Tips on Building a Green Home

A home that is built and operated using sound environmental practices is considered a “green home” We are hearing more and more on the topic of climate change on a daily basis and it is becoming obvious that each one of us should do our part to reduce the impact that we have on our planet.

“Going green” is the simplest way to accomplish this, and your home is the obvious place to start . When you make the decision to build a new home, you are given a great opportunity to think ‘green.

The Internet is a wonderful source of information. It will give you a vast array of items that you can use for your kitchen and bath that will help the construction of your home from an environmentally friendly perspective. In fact, you will find environmentally friendly products that cover the entire building process. Green products from carpets to paints and plumbing fixtures are obtainable to add to the decor of your home,

The choice of building a “green home” is not made just because it is the environmentally friendly way to go. In actuality you will have a much healthier home for you and your family and the cost to operate the home will be considerably less than traditional homes.

Building Materials

If you are considering building a new home, you should think environmental and the use of renewable resources should be a high priority in your mind. The use of materials such as lightweight concrete, straw, timber or readily available earth to build the home should all be investigated. Each one of these building resources has distinct advantages and disadvantages, but none should be ruled out without thorough research.

If you are fortunate to be in a climate that would make an earthen building practical, what better choice do you have than to build a home from the very dirt below your feet? This proved practical for millions of years for a very good reason.

Another viable option for a green building material that has been used in the United States for more than fifty years is lightweight concrete. Although this type of concrete is not as strong, it will hold up to the weather and will perform as well as traditional concrete. This type of lightweight concrete is often used as insulation for the home, and has outstanding fire retardant properties.
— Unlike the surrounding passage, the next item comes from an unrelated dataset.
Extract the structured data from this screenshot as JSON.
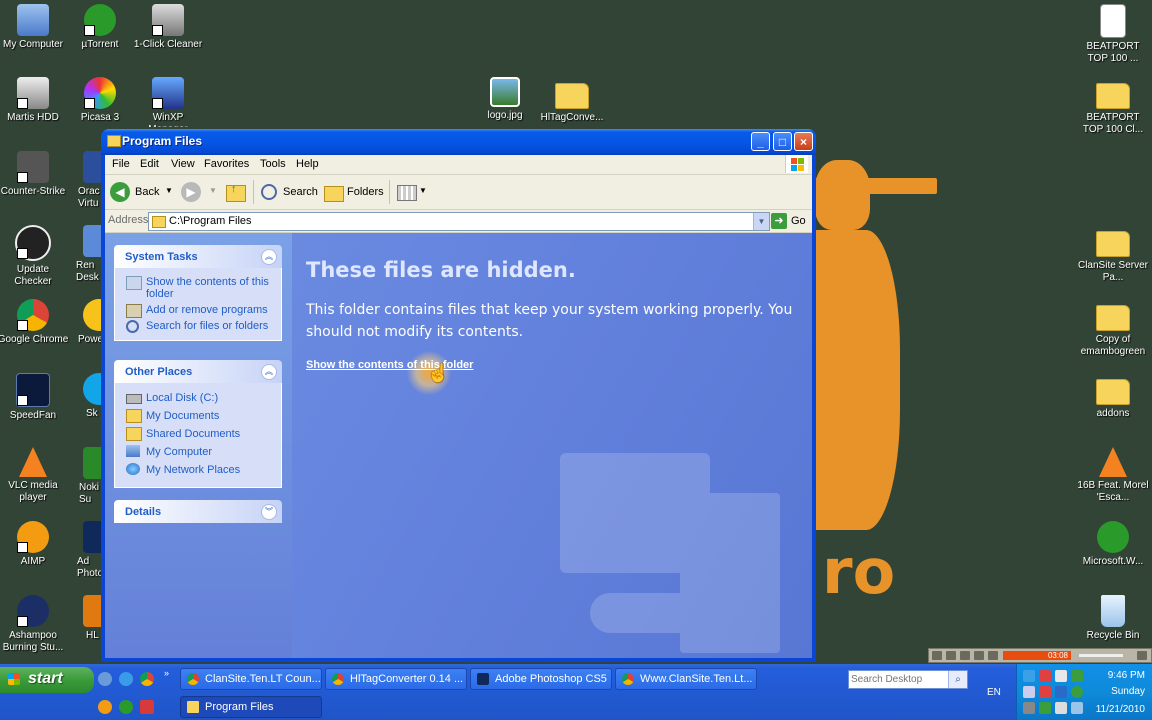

In addition, lightweight concrete has an additional benefit that it doesn’t need as large a foundation and less reinforced structural steel is needed.

There is a trend now days towards the use of manufactured building materials. Individuals who are concerned about the environment, but are not quite ready for an earthen home are choosing this option. The use of manufactured materials results in a home that is more in harmony with the environment.

Wood remains an particularly versatile building material and is readily available. However, Environmentally speaking though, wood was once considered a sustainable resource for construction, but over harvesting of our forests throughout the world, has grow to be a serious environmental concern. Our greed for lumber has far outpaced our ability to regrow our forests. If you are considering wood to build your home, choosing woods that are from environmentally friendly sources should be considered..

Green Home Styles

When choosing a design for your green home, there are many styles you can decide on. Obviously, you can choose a traditional design or even consider rounded styles, earthen homes or even organic designs. The possibilities are endless.

Traditional homes are the designs we are, for the most part, familiar with, and usually fit into our impression of what a home should look like. There are many traditional designs to pick from such as contemporary, Victorian, bungalow, ranch homes and more.

A rounded home helps the owner be more in harmony with the environment and in many parts of the country this type of construction is being seriously considered for it’s hurricane resistant design. Rounded homes are considered to be very environmentally friendly.

Earthen homes are built either entirely underground, or only partially into the earth. When these homes are built at least six feet under the surface, the home will have a stabilized temperature, and will only fluctuate about six degrees. This bit of information is significant because it takes much less energy to heat and cool this type of home. That not only saves the homeowner money, but saves our precious resources as well.

Conclusion

Green buildings are a wave of the future. We should be considering our environment as a natural resource, and if we plan on passing a healthy environment on to our children and grandchildren, we need to “think green” right now.